By Tim Leeds
Mat Millenbach, the new state director of the Bureau of Land Management, visited the Havre BLM field station office this morning on his way to a resident advisory council meeting in Malta.
Millenbach, who was appointed to his position last month, said he is on an orientation tour throughout the state and in the Dakotas. He said the BLM is a very decentralized organization and relies heavily on local offices. He said he is trying to visit the local offices to meet the employees and gain information on local issues.
One major issue the BLM is dealing with is the recent U.S. Supreme Court ruling that upholds federal grazing regulations removing guarantees of priority for bona fide ranchers for grazing leases on federal land. The regulations also potentially give the BLM ownership of improvements on the leased land.

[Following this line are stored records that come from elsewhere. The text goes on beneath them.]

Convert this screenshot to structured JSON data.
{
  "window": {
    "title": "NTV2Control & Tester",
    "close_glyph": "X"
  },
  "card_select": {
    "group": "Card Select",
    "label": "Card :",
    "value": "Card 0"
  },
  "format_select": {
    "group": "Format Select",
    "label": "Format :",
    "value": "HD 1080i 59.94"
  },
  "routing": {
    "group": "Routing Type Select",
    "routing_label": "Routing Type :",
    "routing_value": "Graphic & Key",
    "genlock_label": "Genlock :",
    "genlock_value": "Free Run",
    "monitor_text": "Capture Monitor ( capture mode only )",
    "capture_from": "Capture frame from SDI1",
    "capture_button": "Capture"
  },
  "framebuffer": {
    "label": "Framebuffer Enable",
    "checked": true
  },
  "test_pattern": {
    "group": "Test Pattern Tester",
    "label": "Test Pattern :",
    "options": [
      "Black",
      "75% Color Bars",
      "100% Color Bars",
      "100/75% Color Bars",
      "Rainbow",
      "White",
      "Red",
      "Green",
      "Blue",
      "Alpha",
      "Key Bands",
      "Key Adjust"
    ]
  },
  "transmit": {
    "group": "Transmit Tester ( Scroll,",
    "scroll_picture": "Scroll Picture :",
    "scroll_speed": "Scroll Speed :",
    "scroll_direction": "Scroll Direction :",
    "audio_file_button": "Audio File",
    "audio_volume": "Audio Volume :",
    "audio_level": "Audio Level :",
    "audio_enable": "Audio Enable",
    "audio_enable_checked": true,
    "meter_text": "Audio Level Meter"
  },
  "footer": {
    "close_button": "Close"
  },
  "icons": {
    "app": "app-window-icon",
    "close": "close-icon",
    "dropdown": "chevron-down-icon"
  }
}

Millenbach said all the ruling does is affirm regulations put in place five years ago. He said it mainly concerns the number of livestock that can be run on public land, and grazing improvements that can be done.
Millenbach said they have been working on the essence of the regulations, and the ruling will affect administrative issues. He said they will work with resident advisory councils to settle issues in the implementation stage, and does not anticipate any major problems.
Millenbach recently accompanied Secretary of the Interior Bruce Babbitt on his tour of the state to receive public input on the proposal to designate areas of the Missouri River a national monument. He said Babbitt was collecting information about the needs of local communities and the impact of current use and the proposed designation of the site.
Millenbach said as the years go by the river is becoming more popular, with more people using it and more people doing multiple day trips down it. He said the main issue is pressure for more places to camp on the river. He said they are talking to landowners about land use easements to spread the use out more.
Millenbach said a major concern is the anticipated increase of use during the Lewis and Clark Bicentennial celebration from 2004-2006.
Millenbach said the function of the state BLM would be management of the issue. He said the actual designation of the river would be by presidential proclamation, and Babbitt's role is in recommendations to the president. He said Babbitt is pleased with the recommendations made by resident advisory councils in the state.
Millenbach said there are many ways to gain land for public use on the river. He said they can use buy-sell agreements, buy conservation use easements, and land trades to gain areas for use.
Millenbach said there are 8 million acres of BLM land in Montana. The Havre Resource Area contains more than 600,000 acres from Glacier County to Chouteau County north of the Missouri River, said Havre Area Manager Tom Billingsley.
Millenbach said the federal ownership of land dates back to the time of the Louisiana Purchase, and to treaties with Native Americans affirming federal ownership, to re-purchases of land that had been homesteaded earlier in this century.
Billingsley said the local office has a variety of duties in managing the federal land in its area. He said the primary function is in managing grazing on federal land, and they also deal with drilling of natural gas, scattered recreational use in the area, and providing wildlife habitat.